The majority of hard money loans are for real estate investors, or “house flippers.”  Before you commit money to real estate investors, take the time to educate yourself on the “flipping” industry, along with the many benefits, and, of course, the pitfalls that accompany lending in this space.  The first step is being able to evaluate and understand every deal that crosses your desk.  You will need to know how to assess the neighborhood you are investing in, realize the potential of the property that you are financing, understand zoning and permit issues that may become obstacles to the investor, and familiarize yourself with construction costs and time frames.

Most successful private money lenders invest locally.  A local perspective provides them with insight into the housing market and zoning, as well as the ability to visit the property location and better evaluate its potential.

Take Only Calculated Risks

Private lending can be extremely lucrative, with monthly interest payments regularly flowing into your bank account.  However, what happens if the payments stop coming?  Some investments may require a deferred interest payment – where your money is tied up in the rehab – and you won’t get paid until the project is complete and the property sold.  Can you stomach the wait?  What about defaults?  Do you have the resources to go after a defaulting borrower?  If you don’t think you can stomach the ugly side, then private lending may not be right for you.  If you are unsure about a transaction you are considering, consult an expert.  Call someone you know who is in the business and don’t be shy about running the agreement by them before you make that all-important decision of whether to fund the deal.

Build an All-Star Team

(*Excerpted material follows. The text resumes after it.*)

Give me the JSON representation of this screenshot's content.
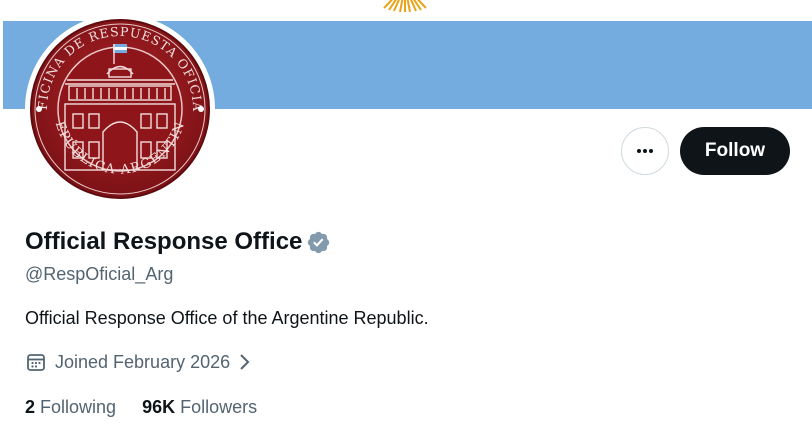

You can’t do everything on your own, and so you should work on building a stellar team of educated professionals to help you build a successful private lending business.  If you are considering direct lending, then it is a good idea to have industry consultants look over deals to make sure you are being adequately compensated.  Enroll the help of a good accountant and legal team to ensure your contracts are water-tight, and that you are correctly calculating the tax liability into your cost of doing business.

Probably the most important thing to consider when entering this business is having the intestinal fortitude to keep pushing forward.  There will be times when you will second guess a decision you may have made on a deal that went south.  However, if you have confidence in yourself and your team, you will quickly overcome those little bumps in the road and be on your way to building a thriving private lending business.